Additionally, the Program creates a $1.1 billion private-public partnership with pharmacies to allow for continued provision of COVID-19 vaccines and treatments. This push to establish these partnerships with pharmacies is likely derived from data that shows that more than two-thirds of adult COVID-19 vaccinations were administered at a pharmacy. The CDC will contract with pharmacy chains (large, small, and locally owned) to provide vaccines and treatments, such as Paxlovid and Lagevrio, at no cost to uninsured persons. Through these contracts, the Program will deliver a per-dose payment to pharmacies that will enable the pharmacies to administer these vaccines and treatments. These agreements will also render pharmacies eligible for one-time base payments for each site that targets an area that has low rates of access and vaccination.
Importantly, pharmacies that participate in the Program will be held to certain expectations. First, pharmacies must provide a certain level of oversight over its program, including obtaining patient attestations that the patient indeed does not have insurance coverage, and it must provide the CDC with periodic facility level data. Additionally, pharmacies must conduct outreach through community partnerships with underserved populations regarding the availability of the COVID-19 vaccine to the underserved patients. However, in establishing this partnership, HHS also steps up to the plate and commits itself to closing the gap on vaccinations and treatment for COVID-19 for the uninsured population.
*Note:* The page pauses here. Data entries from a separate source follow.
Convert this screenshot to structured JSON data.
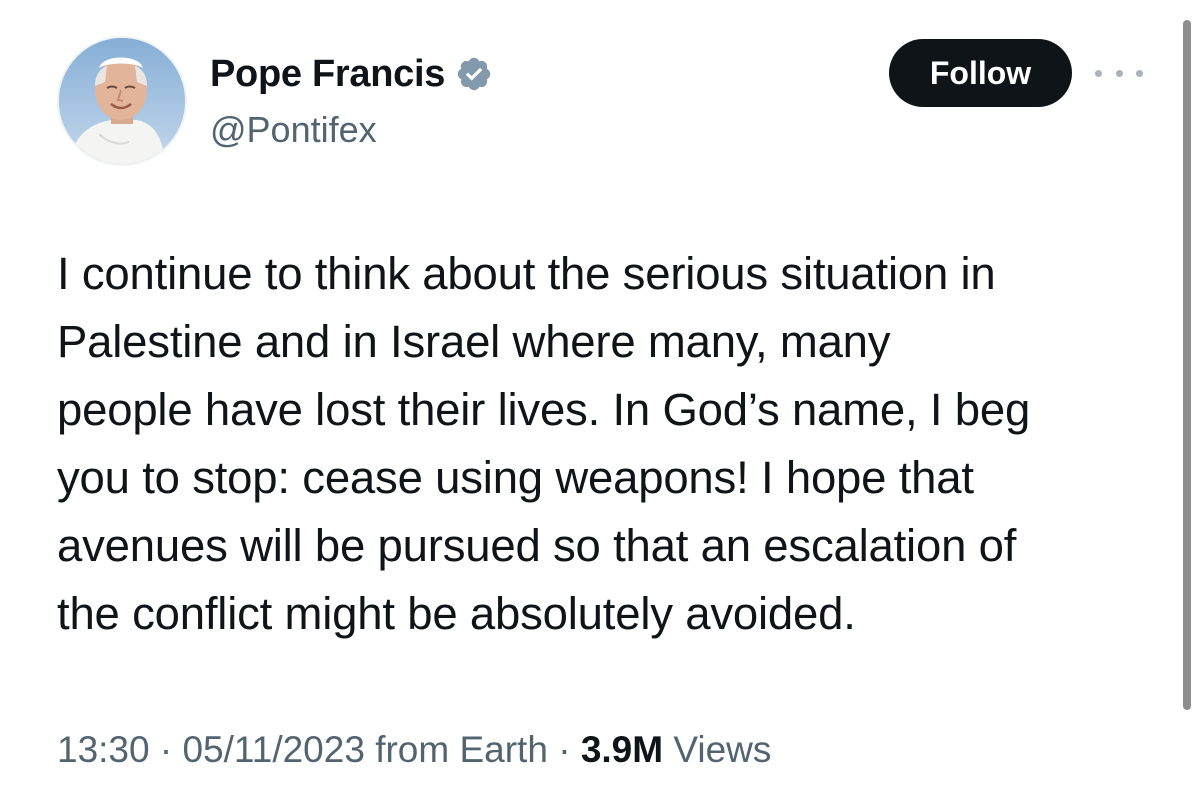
{
  "author": {
    "display_name": "Pope Francis",
    "handle": "@Pontifex",
    "verified": true,
    "avatar_icon": "profile-photo"
  },
  "actions": {
    "follow_label": "Follow",
    "more_icon": "more-dots-icon"
  },
  "tweet": {
    "lines": [
      "I continue to think about the serious situation in",
      "Palestine and in Israel where many, many",
      "people have lost their lives. In God’s name, I beg",
      "you to stop: cease using weapons! I hope that",
      "avenues will be pursued so that an escalation of",
      "the conflict might be absolutely avoided."
    ]
  },
  "meta": {
    "time": "13:30",
    "separator": "·",
    "date": "05/11/2023",
    "source": "from Earth",
    "views_count": "3.9M",
    "views_label": "Views"
  },
  "colors": {
    "text_primary": "#0f1419",
    "text_secondary": "#536471",
    "follow_bg": "#0f1419",
    "verified_badge": "#829aab"
  }
}
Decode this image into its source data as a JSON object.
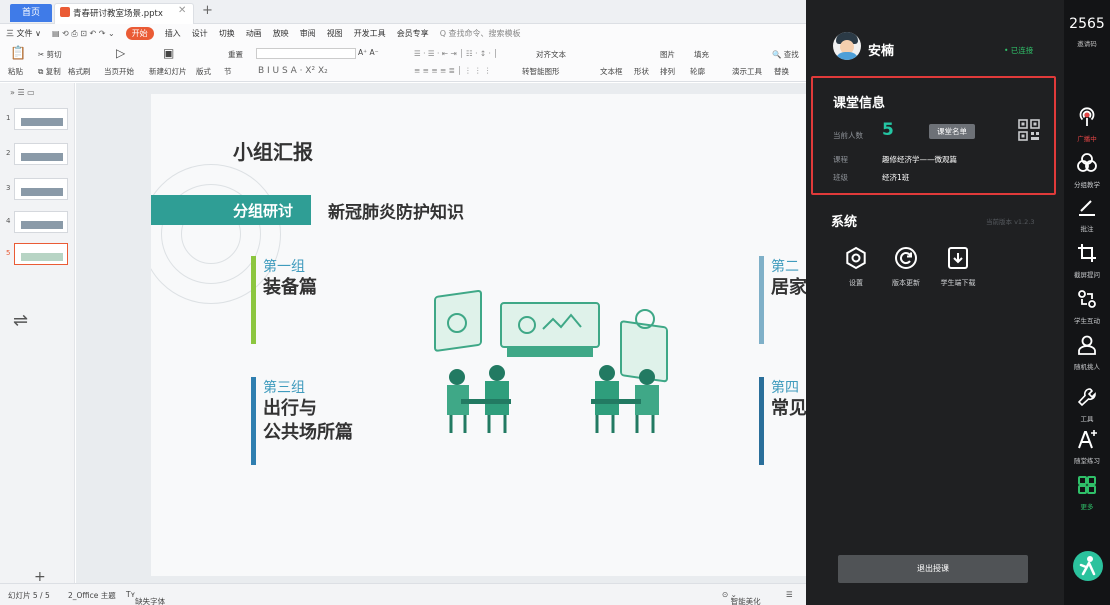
{
  "tabs": {
    "home": "首页",
    "document": "青春研讨教室场景.pptx"
  },
  "ribbon": {
    "file": "三 文件 ∨",
    "menus": [
      "开始",
      "插入",
      "设计",
      "切换",
      "动画",
      "放映",
      "审阅",
      "视图",
      "开发工具",
      "会员专享"
    ],
    "active_menu": "开始",
    "search_cmd": "Q 查找命令、搜索模板",
    "tool_paste": "粘贴",
    "tool_cut": "剪切",
    "tool_copy": "复制",
    "tool_format": "格式刷",
    "tool_from_current": "当页开始",
    "tool_new_slide": "新建幻灯片",
    "tool_layout": "版式",
    "tool_section": "节",
    "tool_reset": "重置",
    "tool_textbox": "文本框",
    "tool_shape": "形状",
    "tool_arrange": "排列",
    "tool_outline": "轮廓",
    "tool_picture": "图片",
    "tool_fill": "填充",
    "tool_present": "演示工具",
    "tool_find": "查找",
    "tool_replace": "替换",
    "tool_align_text": "对齐文本",
    "tool_convert_smart": "转智能图形"
  },
  "thumbnails": [
    "1",
    "2",
    "3",
    "4",
    "5"
  ],
  "slide": {
    "title": "小组汇报",
    "band_label": "分组研讨",
    "subtitle": "新冠肺炎防护知识",
    "groups": [
      {
        "name": "第一组",
        "title_line1": "装备篇",
        "title_line2": ""
      },
      {
        "name": "第三组",
        "title_line1": "出行与",
        "title_line2": "公共场所篇"
      },
      {
        "name": "第二",
        "title_line1": "居家",
        "title_line2": ""
      },
      {
        "name": "第四",
        "title_line1": "常见",
        "title_line2": ""
      }
    ]
  },
  "status": {
    "slide_counter": "幻灯片 5 / 5",
    "theme": "2_Office 主题",
    "missing_font": "缺失字体",
    "smart_beautify": "智能美化"
  },
  "panel": {
    "user_name": "安楠",
    "connection": "• 已连接",
    "class_info_title": "课堂信息",
    "headcount_label": "当前人数",
    "headcount": "5",
    "roster_button": "课堂名单",
    "course_label": "课程",
    "course_value": "趣修经济学——微观篇",
    "class_label": "班级",
    "class_value": "经济1班",
    "system_title": "系统",
    "version": "当前版本 v1.2.3",
    "system_items": [
      "设置",
      "版本更新",
      "学生端下载"
    ],
    "exit_button": "退出授课"
  },
  "strip": {
    "invite_code": "2565",
    "invite_label": "邀请码",
    "items": [
      "广播中",
      "分组教学",
      "批注",
      "截屏提问",
      "学生互动",
      "随机挑人",
      "工具",
      "随堂练习",
      "更多"
    ]
  },
  "colors": {
    "accent_orange": "#ea5b35",
    "teal": "#2f9e95",
    "highlight_red": "#e03a3a",
    "count_green": "#24c6a4",
    "connected_green": "#2fc069",
    "live_red": "#e54545"
  }
}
Though the PHE expires on May 11, 2023, HHS has demonstrated that preventing and treating COVID-19 still remains a top priority, particularly with respect to patients that are uninsured, Medicare and Medicaid patients, and patients struggling with substance abuse disorder. In the coming months, it will be interesting to see how HHS and its operating divisions navigate COVID-19 following the end of the PHE and observe the impact of these private-public partnerships on COVID-19 vaccination rates.